Exercise brief:
Which lines in the material below contain the word "title"? Copy each of them.

Information:
* * * *
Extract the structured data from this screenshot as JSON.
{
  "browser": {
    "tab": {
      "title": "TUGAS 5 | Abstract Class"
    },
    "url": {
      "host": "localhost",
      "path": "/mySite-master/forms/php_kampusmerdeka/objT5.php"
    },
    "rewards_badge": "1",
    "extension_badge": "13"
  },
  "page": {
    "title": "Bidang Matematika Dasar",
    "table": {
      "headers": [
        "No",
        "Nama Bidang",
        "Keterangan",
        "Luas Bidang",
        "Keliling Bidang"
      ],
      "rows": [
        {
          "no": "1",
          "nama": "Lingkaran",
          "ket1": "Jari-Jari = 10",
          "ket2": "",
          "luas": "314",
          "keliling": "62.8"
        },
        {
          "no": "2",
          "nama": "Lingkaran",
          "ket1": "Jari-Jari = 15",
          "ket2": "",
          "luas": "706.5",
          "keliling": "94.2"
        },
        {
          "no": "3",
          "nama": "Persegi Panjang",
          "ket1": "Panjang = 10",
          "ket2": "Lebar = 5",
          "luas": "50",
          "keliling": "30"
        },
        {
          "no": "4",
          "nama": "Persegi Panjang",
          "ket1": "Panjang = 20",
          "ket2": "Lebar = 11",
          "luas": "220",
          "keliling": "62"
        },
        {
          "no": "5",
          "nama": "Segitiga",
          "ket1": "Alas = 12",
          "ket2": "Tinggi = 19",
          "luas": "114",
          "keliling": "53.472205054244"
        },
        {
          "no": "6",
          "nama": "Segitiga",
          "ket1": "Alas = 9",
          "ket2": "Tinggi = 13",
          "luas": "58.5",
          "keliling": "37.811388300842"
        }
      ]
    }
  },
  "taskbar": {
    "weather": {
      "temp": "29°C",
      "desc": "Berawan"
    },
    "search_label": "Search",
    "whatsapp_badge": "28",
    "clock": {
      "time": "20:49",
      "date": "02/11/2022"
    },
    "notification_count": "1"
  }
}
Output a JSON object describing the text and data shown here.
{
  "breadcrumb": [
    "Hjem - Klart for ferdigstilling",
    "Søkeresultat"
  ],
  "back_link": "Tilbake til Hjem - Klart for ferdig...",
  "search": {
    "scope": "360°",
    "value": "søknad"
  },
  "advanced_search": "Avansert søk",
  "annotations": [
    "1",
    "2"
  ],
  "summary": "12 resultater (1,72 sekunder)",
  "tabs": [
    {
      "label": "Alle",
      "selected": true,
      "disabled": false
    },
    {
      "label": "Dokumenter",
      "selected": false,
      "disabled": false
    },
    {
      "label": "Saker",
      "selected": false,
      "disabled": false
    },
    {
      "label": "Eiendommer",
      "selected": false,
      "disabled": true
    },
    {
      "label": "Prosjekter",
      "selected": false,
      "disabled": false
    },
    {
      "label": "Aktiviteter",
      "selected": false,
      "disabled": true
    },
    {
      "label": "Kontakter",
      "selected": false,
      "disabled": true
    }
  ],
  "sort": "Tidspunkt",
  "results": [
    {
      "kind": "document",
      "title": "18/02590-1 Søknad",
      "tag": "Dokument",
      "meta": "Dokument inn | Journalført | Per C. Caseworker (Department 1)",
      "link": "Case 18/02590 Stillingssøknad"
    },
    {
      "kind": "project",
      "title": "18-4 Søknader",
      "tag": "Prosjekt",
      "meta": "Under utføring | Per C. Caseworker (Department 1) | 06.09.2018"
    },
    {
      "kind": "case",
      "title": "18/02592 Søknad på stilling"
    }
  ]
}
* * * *
Problem solution:
      "title": "TUGAS 5 | Abstract Class"
    "title": "Bidang Matematika Dasar",
      "title": "18/02590-1 Søknad",
      "title": "18-4 Søknader",
      "title": "18/02592 Søknad på stilling"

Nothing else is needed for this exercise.